◆ **Work task**: What follows is a set of entries; retype all of them exactly.

(Excerpts from a dataset)
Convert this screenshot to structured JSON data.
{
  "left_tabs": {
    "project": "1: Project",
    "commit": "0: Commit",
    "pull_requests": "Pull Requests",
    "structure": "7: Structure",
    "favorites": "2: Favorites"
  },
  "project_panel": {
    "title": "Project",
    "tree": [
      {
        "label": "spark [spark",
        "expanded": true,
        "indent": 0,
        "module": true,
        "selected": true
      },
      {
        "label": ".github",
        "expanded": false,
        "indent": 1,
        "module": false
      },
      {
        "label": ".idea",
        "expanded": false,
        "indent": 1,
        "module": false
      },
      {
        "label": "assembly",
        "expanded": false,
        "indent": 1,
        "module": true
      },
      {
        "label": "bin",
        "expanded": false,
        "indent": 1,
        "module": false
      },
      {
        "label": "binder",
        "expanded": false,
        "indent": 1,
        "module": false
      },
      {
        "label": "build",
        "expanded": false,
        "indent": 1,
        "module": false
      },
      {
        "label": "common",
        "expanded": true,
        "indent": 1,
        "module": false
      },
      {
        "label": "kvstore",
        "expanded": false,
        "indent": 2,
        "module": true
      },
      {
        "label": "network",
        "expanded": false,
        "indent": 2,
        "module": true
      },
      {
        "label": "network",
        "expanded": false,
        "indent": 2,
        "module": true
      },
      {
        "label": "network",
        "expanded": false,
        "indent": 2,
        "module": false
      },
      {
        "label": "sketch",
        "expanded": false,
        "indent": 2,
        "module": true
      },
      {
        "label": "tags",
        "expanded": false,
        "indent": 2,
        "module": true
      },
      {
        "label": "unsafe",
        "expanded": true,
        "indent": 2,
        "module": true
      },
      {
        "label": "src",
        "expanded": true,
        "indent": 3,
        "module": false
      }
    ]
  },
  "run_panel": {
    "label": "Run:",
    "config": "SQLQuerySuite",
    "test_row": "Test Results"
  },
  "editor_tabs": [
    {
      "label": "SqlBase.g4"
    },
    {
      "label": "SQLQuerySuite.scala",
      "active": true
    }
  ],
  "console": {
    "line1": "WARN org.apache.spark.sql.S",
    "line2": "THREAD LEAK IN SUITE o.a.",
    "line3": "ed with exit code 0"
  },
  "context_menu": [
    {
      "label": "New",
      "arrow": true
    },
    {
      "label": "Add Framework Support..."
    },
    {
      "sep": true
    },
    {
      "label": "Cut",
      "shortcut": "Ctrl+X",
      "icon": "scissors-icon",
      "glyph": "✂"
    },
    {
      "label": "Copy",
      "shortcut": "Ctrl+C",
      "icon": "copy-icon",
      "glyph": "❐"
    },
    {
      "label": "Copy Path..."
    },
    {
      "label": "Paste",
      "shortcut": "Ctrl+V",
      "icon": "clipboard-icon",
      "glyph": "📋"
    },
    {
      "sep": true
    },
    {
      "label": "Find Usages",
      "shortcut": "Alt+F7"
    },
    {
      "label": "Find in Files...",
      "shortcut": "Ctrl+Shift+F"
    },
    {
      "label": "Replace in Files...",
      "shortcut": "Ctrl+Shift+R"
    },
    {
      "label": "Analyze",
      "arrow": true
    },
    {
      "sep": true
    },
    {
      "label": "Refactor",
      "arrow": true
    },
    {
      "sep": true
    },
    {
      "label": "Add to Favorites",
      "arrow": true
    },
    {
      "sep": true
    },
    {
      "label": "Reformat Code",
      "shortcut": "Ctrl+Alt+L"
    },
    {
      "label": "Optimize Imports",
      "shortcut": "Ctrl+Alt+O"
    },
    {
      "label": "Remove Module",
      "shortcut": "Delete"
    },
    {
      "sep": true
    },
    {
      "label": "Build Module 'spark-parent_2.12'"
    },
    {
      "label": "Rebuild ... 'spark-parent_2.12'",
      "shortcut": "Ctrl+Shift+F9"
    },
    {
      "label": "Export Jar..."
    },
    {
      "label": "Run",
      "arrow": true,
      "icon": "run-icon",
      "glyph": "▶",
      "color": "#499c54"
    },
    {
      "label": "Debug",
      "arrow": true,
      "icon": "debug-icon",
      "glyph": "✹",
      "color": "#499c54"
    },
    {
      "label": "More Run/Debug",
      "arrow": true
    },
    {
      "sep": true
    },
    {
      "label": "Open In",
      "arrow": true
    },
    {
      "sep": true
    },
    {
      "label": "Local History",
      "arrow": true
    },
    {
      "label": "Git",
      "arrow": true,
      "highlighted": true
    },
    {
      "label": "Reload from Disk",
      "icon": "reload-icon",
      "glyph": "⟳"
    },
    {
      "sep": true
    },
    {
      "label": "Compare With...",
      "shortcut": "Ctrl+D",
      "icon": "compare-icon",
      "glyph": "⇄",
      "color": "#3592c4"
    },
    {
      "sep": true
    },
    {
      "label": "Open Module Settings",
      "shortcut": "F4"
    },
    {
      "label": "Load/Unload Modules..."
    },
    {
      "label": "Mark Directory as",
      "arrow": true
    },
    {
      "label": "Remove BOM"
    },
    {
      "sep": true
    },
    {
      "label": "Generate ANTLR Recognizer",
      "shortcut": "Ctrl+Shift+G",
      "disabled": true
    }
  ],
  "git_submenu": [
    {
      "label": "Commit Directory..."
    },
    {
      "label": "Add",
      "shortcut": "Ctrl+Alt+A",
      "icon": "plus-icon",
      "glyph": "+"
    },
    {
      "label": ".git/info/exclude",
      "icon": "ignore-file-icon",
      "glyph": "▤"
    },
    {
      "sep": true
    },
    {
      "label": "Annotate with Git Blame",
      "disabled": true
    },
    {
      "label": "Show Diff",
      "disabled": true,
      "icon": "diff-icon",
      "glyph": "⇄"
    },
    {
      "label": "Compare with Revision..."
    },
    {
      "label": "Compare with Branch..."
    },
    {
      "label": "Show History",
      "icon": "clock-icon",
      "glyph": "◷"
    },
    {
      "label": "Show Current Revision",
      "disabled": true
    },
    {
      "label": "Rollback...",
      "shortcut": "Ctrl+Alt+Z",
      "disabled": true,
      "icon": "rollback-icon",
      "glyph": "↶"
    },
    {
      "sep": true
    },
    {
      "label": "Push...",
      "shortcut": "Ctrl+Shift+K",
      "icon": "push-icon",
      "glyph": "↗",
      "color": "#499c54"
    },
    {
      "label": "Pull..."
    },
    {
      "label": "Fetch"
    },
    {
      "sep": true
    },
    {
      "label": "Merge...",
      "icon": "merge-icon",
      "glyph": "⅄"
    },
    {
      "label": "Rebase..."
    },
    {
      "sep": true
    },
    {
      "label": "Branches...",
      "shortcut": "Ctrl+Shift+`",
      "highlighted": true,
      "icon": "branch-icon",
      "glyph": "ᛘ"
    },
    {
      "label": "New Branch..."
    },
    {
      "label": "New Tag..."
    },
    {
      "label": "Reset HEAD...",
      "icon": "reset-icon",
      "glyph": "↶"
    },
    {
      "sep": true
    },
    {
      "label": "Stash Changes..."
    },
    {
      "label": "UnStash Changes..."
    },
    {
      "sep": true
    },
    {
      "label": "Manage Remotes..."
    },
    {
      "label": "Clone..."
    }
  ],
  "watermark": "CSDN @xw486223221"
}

◆ **Written solution**:
Convert this screenshot to structured JSON data.
{
  "left_tabs": {
    "project": "1: Project",
    "commit": "0: Commit",
    "pull_requests": "Pull Requests",
    "structure": "7: Structure",
    "favorites": "2: Favorites"
  },
  "project_panel": {
    "title": "Project",
    "tree": [
      {
        "label": "spark [spark",
        "expanded": true,
        "indent": 0,
        "module": true,
        "selected": true
      },
      {
        "label": ".github",
        "expanded": false,
        "indent": 1,
        "module": false
      },
      {
        "label": ".idea",
        "expanded": false,
        "indent": 1,
        "module": false
      },
      {
        "label": "assembly",
        "expanded": false,
        "indent": 1,
        "module": true
      },
      {
        "label": "bin",
        "expanded": false,
        "indent": 1,
        "module": false
      },
      {
        "label": "binder",
        "expanded": false,
        "indent": 1,
        "module": false
      },
      {
        "label": "build",
        "expanded": false,
        "indent": 1,
        "module": false
      },
      {
        "label": "common",
        "expanded": true,
        "indent": 1,
        "module": false
      },
      {
        "label": "kvstore",
        "expanded": false,
        "indent": 2,
        "module": true
      },
      {
        "label": "network",
        "expanded": false,
        "indent": 2,
        "module": true
      },
      {
        "label": "network",
        "expanded": false,
        "indent": 2,
        "module": true
      },
      {
        "label": "network",
        "expanded": false,
        "indent": 2,
        "module": false
      },
      {
        "label": "sketch",
        "expanded": false,
        "indent": 2,
        "module": true
      },
      {
        "label": "tags",
        "expanded": false,
        "indent": 2,
        "module": true
      },
      {
        "label": "unsafe",
        "expanded": true,
        "indent": 2,
        "module": true
      },
      {
        "label": "src",
        "expanded": true,
        "indent": 3,
        "module": false
      }
    ]
  },
  "run_panel": {
    "label": "Run:",
    "config": "SQLQuerySuite",
    "test_row": "Test Results"
  },
  "editor_tabs": [
    {
      "label": "SqlBase.g4"
    },
    {
      "label": "SQLQuerySuite.scala",
      "active": true
    }
  ],
  "console": {
    "line1": "WARN org.apache.spark.sql.S",
    "line2": "THREAD LEAK IN SUITE o.a.",
    "line3": "ed with exit code 0"
  },
  "context_menu": [
    {
      "label": "New",
      "arrow": true
    },
    {
      "label": "Add Framework Support..."
    },
    {
      "sep": true
    },
    {
      "label": "Cut",
      "shortcut": "Ctrl+X",
      "icon": "scissors-icon",
      "glyph": "✂"
    },
    {
      "label": "Copy",
      "shortcut": "Ctrl+C",
      "icon": "copy-icon",
      "glyph": "❐"
    },
    {
      "label": "Copy Path..."
    },
    {
      "label": "Paste",
      "shortcut": "Ctrl+V",
      "icon": "clipboard-icon",
      "glyph": "📋"
    },
    {
      "sep": true
    },
    {
      "label": "Find Usages",
      "shortcut": "Alt+F7"
    },
    {
      "label": "Find in Files...",
      "shortcut": "Ctrl+Shift+F"
    },
    {
      "label": "Replace in Files...",
      "shortcut": "Ctrl+Shift+R"
    },
    {
      "label": "Analyze",
      "arrow": true
    },
    {
      "sep": true
    },
    {
      "label": "Refactor",
      "arrow": true
    },
    {
      "sep": true
    },
    {
      "label": "Add to Favorites",
      "arrow": true
    },
    {
      "sep": true
    },
    {
      "label": "Reformat Code",
      "shortcut": "Ctrl+Alt+L"
    },
    {
      "label": "Optimize Imports",
      "shortcut": "Ctrl+Alt+O"
    },
    {
      "label": "Remove Module",
      "shortcut": "Delete"
    },
    {
      "sep": true
    },
    {
      "label": "Build Module 'spark-parent_2.12'"
    },
    {
      "label": "Rebuild ... 'spark-parent_2.12'",
      "shortcut": "Ctrl+Shift+F9"
    },
    {
      "label": "Export Jar..."
    },
    {
      "label": "Run",
      "arrow": true,
      "icon": "run-icon",
      "glyph": "▶",
      "color": "#499c54"
    },
    {
      "label": "Debug",
      "arrow": true,
      "icon": "debug-icon",
      "glyph": "✹",
      "color": "#499c54"
    },
    {
      "label": "More Run/Debug",
      "arrow": true
    },
    {
      "sep": true
    },
    {
      "label": "Open In",
      "arrow": true
    },
    {
      "sep": true
    },
    {
      "label": "Local History",
      "arrow": true
    },
    {
      "label": "Git",
      "arrow": true,
      "highlighted": true
    },
    {
      "label": "Reload from Disk",
      "icon": "reload-icon",
      "glyph": "⟳"
    },
    {
      "sep": true
    },
    {
      "label": "Compare With...",
      "shortcut": "Ctrl+D",
      "icon": "compare-icon",
      "glyph": "⇄",
      "color": "#3592c4"
    },
    {
      "sep": true
    },
    {
      "label": "Open Module Settings",
      "shortcut": "F4"
    },
    {
      "label": "Load/Unload Modules..."
    },
    {
      "label": "Mark Directory as",
      "arrow": true
    },
    {
      "label": "Remove BOM"
    },
    {
      "sep": true
    },
    {
      "label": "Generate ANTLR Recognizer",
      "shortcut": "Ctrl+Shift+G",
      "disabled": true
    }
  ],
  "git_submenu": [
    {
      "label": "Commit Directory..."
    },
    {
      "label": "Add",
      "shortcut": "Ctrl+Alt+A",
      "icon": "plus-icon",
      "glyph": "+"
    },
    {
      "label": ".git/info/exclude",
      "icon": "ignore-file-icon",
      "glyph": "▤"
    },
    {
      "sep": true
    },
    {
      "label": "Annotate with Git Blame",
      "disabled": true
    },
    {
      "label": "Show Diff",
      "disabled": true,
      "icon": "diff-icon",
      "glyph": "⇄"
    },
    {
      "label": "Compare with Revision..."
    },
    {
      "label": "Compare with Branch..."
    },
    {
      "label": "Show History",
      "icon": "clock-icon",
      "glyph": "◷"
    },
    {
      "label": "Show Current Revision",
      "disabled": true
    },
    {
      "label": "Rollback...",
      "shortcut": "Ctrl+Alt+Z",
      "disabled": true,
      "icon": "rollback-icon",
      "glyph": "↶"
    },
    {
      "sep": true
    },
    {
      "label": "Push...",
      "shortcut": "Ctrl+Shift+K",
      "icon": "push-icon",
      "glyph": "↗",
      "color": "#499c54"
    },
    {
      "label": "Pull..."
    },
    {
      "label": "Fetch"
    },
    {
      "sep": true
    },
    {
      "label": "Merge...",
      "icon": "merge-icon",
      "glyph": "⅄"
    },
    {
      "label": "Rebase..."
    },
    {
      "sep": true
    },
    {
      "label": "Branches...",
      "shortcut": "Ctrl+Shift+`",
      "highlighted": true,
      "icon": "branch-icon",
      "glyph": "ᛘ"
    },
    {
      "label": "New Branch..."
    },
    {
      "label": "New Tag..."
    },
    {
      "label": "Reset HEAD...",
      "icon": "reset-icon",
      "glyph": "↶"
    },
    {
      "sep": true
    },
    {
      "label": "Stash Changes..."
    },
    {
      "label": "UnStash Changes..."
    },
    {
      "sep": true
    },
    {
      "label": "Manage Remotes..."
    },
    {
      "label": "Clone..."
    }
  ],
  "watermark": "CSDN @xw486223221"
}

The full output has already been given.